● Exercise requirements: Filter the listing below, copying every line in which the word "检验日期" appears.

● Data shown:
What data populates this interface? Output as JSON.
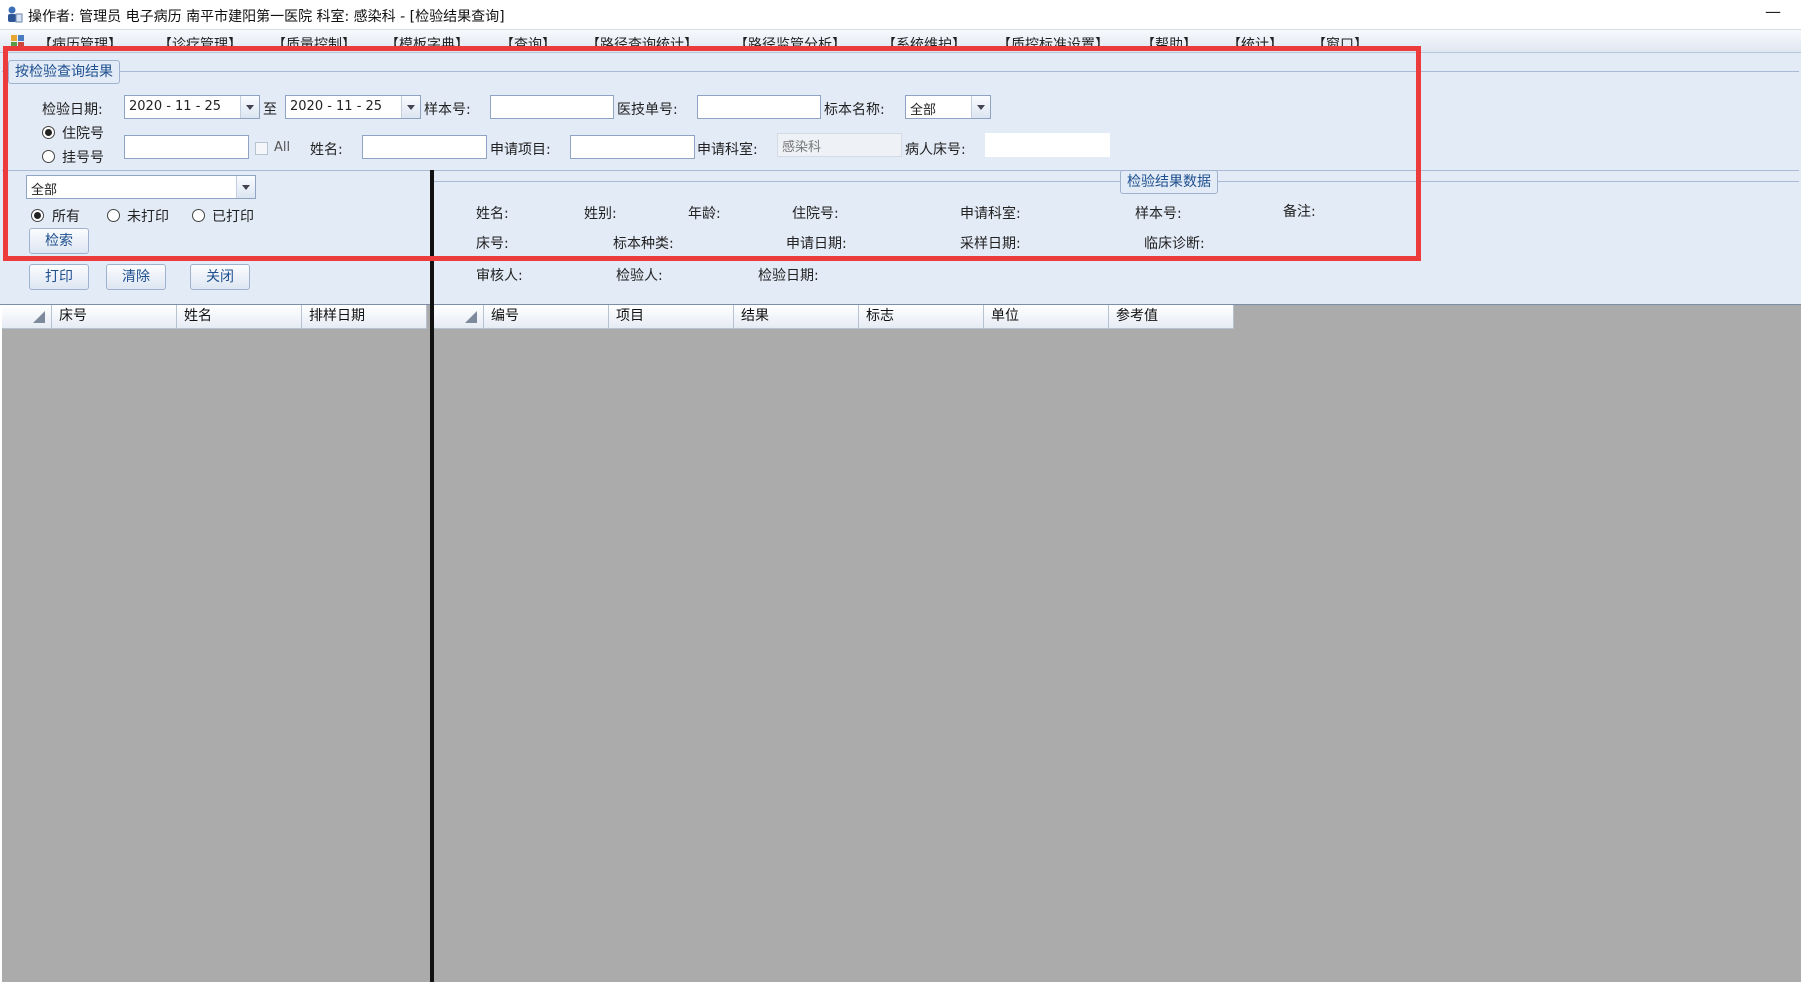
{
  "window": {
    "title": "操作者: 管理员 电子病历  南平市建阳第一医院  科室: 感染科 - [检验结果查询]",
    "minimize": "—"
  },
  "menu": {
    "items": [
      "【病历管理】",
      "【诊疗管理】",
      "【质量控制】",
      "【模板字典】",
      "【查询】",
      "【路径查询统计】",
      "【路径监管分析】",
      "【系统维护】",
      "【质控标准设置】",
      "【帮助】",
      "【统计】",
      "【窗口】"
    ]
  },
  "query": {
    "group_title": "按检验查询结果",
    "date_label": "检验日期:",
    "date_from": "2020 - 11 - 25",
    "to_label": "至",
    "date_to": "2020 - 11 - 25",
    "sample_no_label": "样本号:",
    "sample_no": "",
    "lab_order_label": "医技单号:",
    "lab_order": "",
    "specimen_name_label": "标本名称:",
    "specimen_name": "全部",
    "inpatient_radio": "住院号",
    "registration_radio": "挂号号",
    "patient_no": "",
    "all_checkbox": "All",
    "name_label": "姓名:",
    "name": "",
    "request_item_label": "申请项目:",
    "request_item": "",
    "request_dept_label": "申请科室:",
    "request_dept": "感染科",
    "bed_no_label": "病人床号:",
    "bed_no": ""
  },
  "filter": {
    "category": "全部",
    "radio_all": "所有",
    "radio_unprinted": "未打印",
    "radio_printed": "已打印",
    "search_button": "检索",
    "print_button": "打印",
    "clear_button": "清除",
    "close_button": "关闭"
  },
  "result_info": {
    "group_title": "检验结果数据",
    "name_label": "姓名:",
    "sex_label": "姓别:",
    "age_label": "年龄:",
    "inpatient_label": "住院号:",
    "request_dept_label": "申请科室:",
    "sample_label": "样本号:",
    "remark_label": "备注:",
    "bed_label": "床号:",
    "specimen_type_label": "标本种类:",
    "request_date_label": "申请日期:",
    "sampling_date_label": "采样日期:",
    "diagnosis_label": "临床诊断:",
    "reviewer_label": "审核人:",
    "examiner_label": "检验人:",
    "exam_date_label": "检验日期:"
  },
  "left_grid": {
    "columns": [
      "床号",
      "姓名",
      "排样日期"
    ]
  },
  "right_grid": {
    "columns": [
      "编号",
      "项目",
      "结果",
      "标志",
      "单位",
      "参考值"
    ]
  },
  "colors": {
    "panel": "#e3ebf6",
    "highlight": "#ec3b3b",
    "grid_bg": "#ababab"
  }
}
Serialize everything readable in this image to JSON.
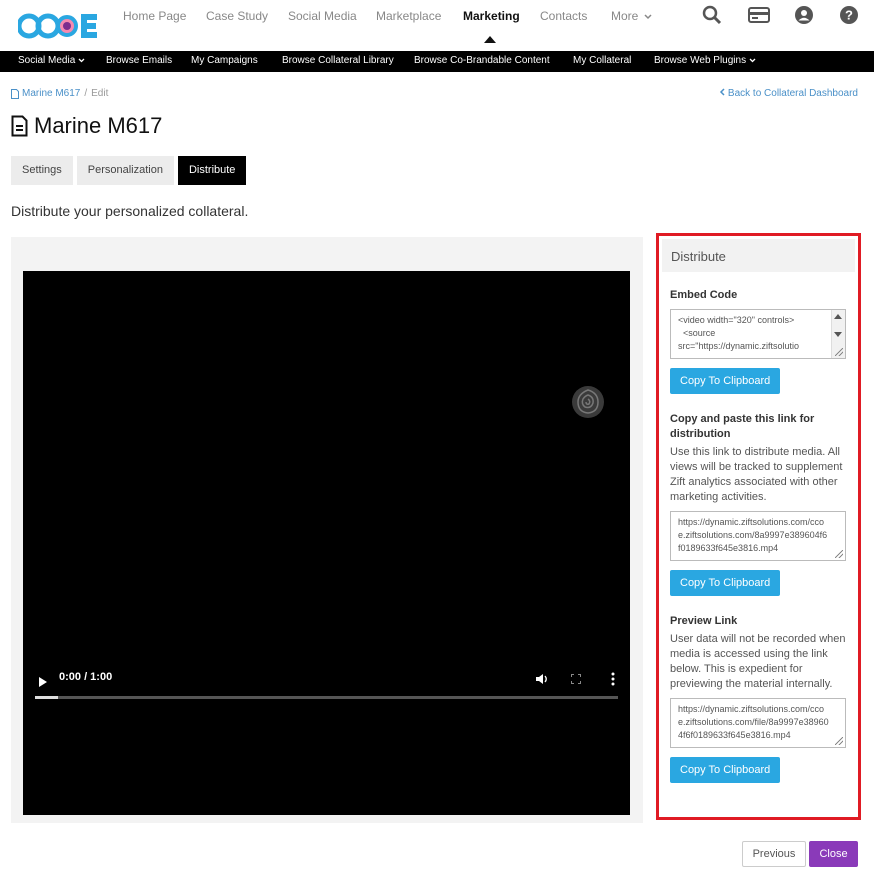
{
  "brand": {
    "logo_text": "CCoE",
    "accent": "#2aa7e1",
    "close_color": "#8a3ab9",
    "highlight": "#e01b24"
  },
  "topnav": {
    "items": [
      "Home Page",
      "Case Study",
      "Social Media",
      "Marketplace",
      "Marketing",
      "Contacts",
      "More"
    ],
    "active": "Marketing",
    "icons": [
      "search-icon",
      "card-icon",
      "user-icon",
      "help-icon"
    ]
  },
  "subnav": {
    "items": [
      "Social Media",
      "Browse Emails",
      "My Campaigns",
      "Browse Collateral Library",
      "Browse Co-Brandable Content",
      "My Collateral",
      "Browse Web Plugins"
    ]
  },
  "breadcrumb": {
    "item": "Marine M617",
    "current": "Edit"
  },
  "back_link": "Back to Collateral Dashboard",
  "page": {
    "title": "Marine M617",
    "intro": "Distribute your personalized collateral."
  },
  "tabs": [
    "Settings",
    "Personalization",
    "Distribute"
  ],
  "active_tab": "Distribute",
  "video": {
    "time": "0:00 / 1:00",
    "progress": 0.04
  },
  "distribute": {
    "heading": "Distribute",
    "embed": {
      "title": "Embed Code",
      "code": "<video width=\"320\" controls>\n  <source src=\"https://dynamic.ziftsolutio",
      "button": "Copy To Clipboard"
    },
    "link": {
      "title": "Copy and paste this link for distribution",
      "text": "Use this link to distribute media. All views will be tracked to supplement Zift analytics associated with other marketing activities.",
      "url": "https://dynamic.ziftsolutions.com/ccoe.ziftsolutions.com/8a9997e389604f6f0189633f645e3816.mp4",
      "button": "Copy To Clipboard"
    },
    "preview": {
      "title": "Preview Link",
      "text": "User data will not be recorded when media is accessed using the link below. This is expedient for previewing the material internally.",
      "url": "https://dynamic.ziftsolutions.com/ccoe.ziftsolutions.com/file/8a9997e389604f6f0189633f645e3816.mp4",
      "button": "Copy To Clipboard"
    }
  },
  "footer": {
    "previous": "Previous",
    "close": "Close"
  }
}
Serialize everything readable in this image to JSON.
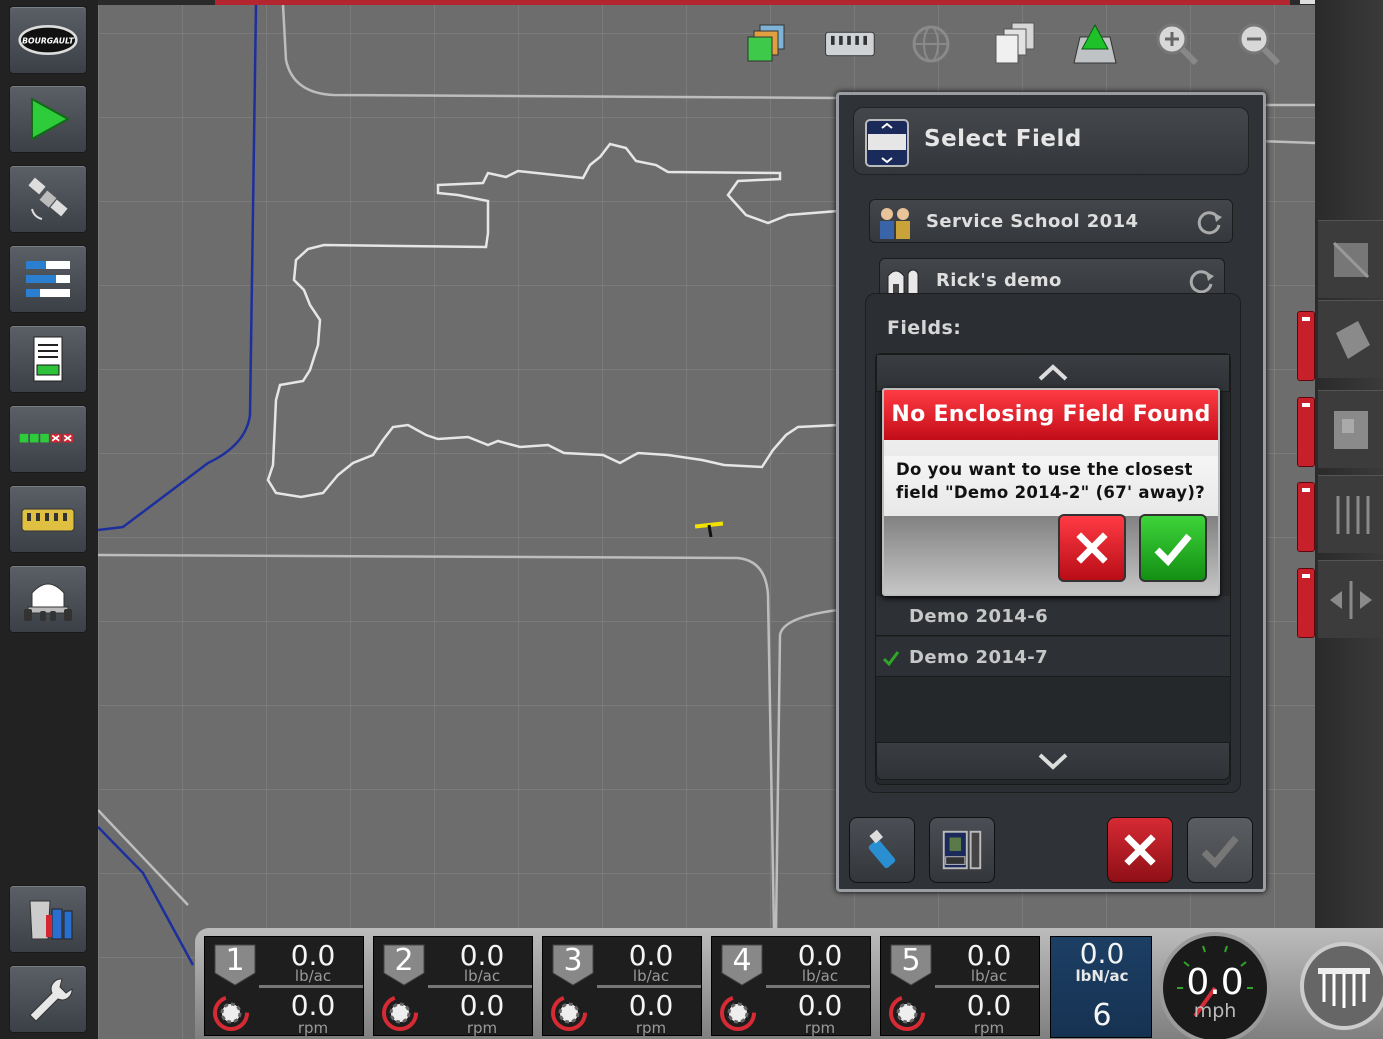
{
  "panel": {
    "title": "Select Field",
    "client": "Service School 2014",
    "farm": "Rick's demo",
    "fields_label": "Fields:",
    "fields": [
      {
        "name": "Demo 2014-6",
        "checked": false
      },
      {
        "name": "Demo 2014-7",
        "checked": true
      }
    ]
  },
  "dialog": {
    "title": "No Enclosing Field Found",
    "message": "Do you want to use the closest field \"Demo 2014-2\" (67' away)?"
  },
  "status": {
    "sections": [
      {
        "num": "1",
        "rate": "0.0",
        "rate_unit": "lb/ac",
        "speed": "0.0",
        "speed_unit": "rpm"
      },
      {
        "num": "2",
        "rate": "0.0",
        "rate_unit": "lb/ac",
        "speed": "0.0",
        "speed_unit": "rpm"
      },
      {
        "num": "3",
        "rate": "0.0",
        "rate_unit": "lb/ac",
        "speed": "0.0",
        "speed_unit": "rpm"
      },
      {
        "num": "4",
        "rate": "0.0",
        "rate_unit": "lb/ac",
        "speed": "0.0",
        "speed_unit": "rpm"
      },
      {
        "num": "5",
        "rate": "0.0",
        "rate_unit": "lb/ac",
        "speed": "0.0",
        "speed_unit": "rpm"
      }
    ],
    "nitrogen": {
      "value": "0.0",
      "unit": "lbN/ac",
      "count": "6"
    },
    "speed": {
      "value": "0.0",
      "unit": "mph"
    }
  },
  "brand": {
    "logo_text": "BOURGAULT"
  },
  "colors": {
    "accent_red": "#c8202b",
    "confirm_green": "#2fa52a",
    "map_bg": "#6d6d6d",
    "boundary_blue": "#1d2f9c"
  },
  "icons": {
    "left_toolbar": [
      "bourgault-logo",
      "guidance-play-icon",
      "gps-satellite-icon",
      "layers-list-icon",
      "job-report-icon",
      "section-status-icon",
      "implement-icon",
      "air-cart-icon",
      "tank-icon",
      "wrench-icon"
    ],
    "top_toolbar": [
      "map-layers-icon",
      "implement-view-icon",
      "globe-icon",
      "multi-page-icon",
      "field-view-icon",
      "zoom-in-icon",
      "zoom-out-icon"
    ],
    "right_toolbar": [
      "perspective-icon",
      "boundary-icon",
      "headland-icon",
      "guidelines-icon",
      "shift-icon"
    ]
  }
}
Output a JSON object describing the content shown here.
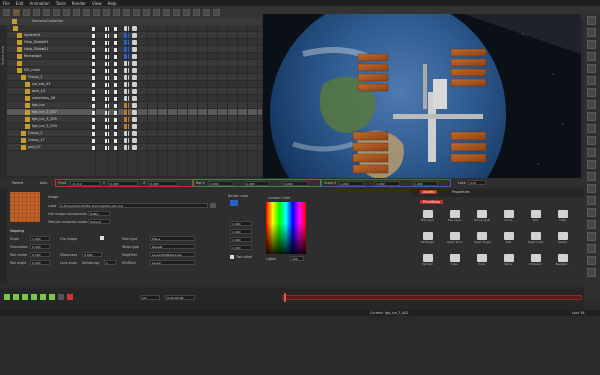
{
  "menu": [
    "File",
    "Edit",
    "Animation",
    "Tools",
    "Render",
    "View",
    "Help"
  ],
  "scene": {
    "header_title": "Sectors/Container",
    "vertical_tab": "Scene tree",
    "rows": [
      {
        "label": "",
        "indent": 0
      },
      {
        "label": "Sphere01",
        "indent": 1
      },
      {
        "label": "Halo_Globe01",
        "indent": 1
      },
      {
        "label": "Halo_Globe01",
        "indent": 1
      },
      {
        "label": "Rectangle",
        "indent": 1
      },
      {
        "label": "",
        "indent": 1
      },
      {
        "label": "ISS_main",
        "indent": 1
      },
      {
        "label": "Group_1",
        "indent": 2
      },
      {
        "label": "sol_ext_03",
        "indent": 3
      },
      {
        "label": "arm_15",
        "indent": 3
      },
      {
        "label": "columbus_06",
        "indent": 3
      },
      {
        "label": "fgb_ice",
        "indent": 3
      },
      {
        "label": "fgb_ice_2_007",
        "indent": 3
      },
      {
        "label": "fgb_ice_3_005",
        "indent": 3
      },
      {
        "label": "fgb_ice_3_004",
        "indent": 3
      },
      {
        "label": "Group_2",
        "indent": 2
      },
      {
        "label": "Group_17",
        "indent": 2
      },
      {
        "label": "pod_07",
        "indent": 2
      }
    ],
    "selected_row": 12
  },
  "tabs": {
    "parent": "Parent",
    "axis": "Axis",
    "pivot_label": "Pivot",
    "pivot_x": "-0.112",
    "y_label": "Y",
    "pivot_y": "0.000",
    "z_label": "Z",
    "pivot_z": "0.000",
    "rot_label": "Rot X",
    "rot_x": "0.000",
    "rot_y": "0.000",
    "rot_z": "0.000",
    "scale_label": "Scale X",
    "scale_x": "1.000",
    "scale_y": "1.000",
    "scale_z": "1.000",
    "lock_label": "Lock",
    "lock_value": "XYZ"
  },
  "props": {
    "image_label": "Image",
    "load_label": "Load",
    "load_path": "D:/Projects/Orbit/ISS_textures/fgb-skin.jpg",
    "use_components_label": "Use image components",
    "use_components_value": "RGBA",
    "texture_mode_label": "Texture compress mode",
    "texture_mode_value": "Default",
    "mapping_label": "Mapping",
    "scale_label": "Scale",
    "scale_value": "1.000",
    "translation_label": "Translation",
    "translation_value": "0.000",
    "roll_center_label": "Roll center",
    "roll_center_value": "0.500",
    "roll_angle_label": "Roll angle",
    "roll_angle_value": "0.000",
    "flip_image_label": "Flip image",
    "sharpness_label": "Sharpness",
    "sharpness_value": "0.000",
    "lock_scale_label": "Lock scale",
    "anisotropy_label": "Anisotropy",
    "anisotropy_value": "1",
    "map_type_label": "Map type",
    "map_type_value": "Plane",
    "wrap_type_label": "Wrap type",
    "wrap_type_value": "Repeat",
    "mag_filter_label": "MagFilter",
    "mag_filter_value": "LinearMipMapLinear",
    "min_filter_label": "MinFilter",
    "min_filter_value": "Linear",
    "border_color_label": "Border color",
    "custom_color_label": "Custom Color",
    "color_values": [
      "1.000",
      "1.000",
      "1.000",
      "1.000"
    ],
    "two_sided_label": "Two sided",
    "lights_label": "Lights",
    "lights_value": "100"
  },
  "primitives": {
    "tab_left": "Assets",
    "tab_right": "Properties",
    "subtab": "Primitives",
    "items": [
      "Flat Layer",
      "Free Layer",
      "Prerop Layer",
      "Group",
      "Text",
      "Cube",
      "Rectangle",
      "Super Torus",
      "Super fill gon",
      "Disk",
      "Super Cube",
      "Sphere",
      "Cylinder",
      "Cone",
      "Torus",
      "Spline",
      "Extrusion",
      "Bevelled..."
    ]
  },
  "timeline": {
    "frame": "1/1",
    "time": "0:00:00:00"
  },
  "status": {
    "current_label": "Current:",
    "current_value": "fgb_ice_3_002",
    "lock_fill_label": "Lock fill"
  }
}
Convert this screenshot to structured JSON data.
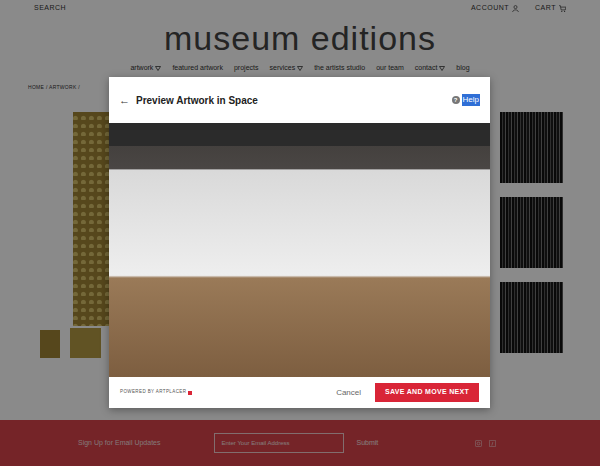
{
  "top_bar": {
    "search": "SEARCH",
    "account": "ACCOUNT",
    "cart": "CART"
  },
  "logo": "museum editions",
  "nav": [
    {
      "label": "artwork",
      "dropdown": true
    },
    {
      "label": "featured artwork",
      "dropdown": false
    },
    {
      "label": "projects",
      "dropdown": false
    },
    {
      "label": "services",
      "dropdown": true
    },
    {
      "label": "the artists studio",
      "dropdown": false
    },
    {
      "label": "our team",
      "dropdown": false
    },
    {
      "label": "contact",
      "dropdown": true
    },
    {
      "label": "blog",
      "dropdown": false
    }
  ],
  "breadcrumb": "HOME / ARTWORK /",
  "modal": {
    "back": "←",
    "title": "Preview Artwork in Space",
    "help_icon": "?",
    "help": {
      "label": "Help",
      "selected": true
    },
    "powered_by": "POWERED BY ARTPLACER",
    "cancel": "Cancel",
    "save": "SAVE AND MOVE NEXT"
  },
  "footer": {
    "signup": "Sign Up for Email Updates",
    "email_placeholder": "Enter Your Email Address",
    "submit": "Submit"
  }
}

● Output for this task:
    "date_label": "检验日期:",
    "exam_date_label": "检验日期:"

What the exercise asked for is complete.